Frankly, always. Life is stressful; work is stressful; living in a pandemic is stressful. In our current moment, I've intentionally lowered my bar for what constitutes "showing up" - but I wish it could be higher.
What’s one big mistake you made and how did you bounce back?
At a startup earlier in my career, I made an architecture decision that made our platform noticeably slow for users. We had to scramble to fix it. I was embarrassed, but learned how to make sure I never did anything like it again.
The way to bounce back is to place the emphasis on learning, not blame. These are the questions I try to ask:
1. What actually happened, and why?
2. What would prevent it from happening again?
3. What checks can we establish to make sure that happens?
I also push back - hard - against any attempts to ascribe blame or create bad feelings for a mistake. We all make them. Environments that punish people for trying and failing will just result in fewer people trying.
What are some mistakes we all make when it comes to resilience?
Ignoring it, and pushing ourselves harder than we should at the expense of our well-being. Not only do we hurt ourselves in the process, but we become part of making a less resilient environment for others. It takes a lot more strength to maintain boundaries and look after yourself if no-one else around you is doing it.
How can people be more resilient in their work-life?
Emotions play an important role in the way we think and act. So does our physical wellness. It's important to take care of ourselves: exercise, eat well, get good sleep, and practice mindfulness. In times of extreme stress, finding the things to be grateful for is also important - otherwise we tend to over-index on our negative experiences. And finally, it's not just about ourselves: we need to promote these things in the people around us, too, and be mindful and observant about how they're doing.
We all need to look out for the whole human, not just the tiny sliver of a human that is responsible for completing tasks relevant to the work we do. And we need to take it seriously.

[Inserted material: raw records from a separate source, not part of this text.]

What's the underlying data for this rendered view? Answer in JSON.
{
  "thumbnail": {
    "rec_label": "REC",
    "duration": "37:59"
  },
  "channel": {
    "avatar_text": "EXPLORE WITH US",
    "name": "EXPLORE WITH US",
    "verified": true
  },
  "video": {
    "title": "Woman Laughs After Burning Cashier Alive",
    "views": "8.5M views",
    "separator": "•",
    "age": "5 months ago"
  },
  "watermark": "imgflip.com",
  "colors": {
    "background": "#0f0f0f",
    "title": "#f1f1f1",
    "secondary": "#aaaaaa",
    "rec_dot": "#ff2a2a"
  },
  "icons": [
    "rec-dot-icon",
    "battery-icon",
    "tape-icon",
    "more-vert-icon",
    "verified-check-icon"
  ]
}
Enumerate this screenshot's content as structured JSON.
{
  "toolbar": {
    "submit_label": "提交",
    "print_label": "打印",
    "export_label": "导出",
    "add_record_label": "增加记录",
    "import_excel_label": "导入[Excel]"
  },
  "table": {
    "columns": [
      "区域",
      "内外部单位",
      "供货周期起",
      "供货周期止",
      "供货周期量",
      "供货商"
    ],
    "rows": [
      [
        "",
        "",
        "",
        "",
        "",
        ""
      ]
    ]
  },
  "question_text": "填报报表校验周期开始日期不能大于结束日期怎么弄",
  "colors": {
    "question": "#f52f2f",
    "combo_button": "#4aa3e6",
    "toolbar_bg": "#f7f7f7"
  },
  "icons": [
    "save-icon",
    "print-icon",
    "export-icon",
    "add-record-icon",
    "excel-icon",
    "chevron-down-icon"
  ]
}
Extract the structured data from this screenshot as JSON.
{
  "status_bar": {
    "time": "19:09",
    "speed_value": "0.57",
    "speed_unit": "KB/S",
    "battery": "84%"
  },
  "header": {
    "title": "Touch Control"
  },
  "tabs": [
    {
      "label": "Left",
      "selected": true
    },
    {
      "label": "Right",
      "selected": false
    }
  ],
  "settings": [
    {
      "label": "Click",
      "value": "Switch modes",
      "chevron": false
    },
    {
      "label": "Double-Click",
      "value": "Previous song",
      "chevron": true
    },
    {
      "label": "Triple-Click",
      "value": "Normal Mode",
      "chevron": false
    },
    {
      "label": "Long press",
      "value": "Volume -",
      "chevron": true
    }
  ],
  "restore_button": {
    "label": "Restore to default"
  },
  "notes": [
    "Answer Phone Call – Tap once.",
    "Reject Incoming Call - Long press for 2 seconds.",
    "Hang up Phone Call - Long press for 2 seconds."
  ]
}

Vulnerability plays a critical role in building trust among teams. How much does showing humanity help in building a resilient team?
Culture is the most important thing in any team. By a mile. Your collective norms, beliefs, and practices will define how everyone acts and reacts, how safe they feel to be themselves at work, and as a direct result, how high quality the work itself is.
Showing someone that you're human gives them permission to do the same. It also gives them permission to be more honest with you; you'll get better feedback, catch issues earlier, and understand when someone is having struggles. It makes it easier to create an environment where everyone can do their best work.
Who's the most resilient person that you know? Why?
I'm inspired by all the people who have literally been fighting for equality for their entire lives. I can't begin to imagine the resiliency required to fight for the human rights of you and your community, day in, day out, with no end in sight. I wish it wasn't required.
If you could leave people with one piece of advice about how to deal with what's happening right now in the world, what would it be?
Listen to the experts, center their lived experience and expertise - and then participate. We're all part of what happens next.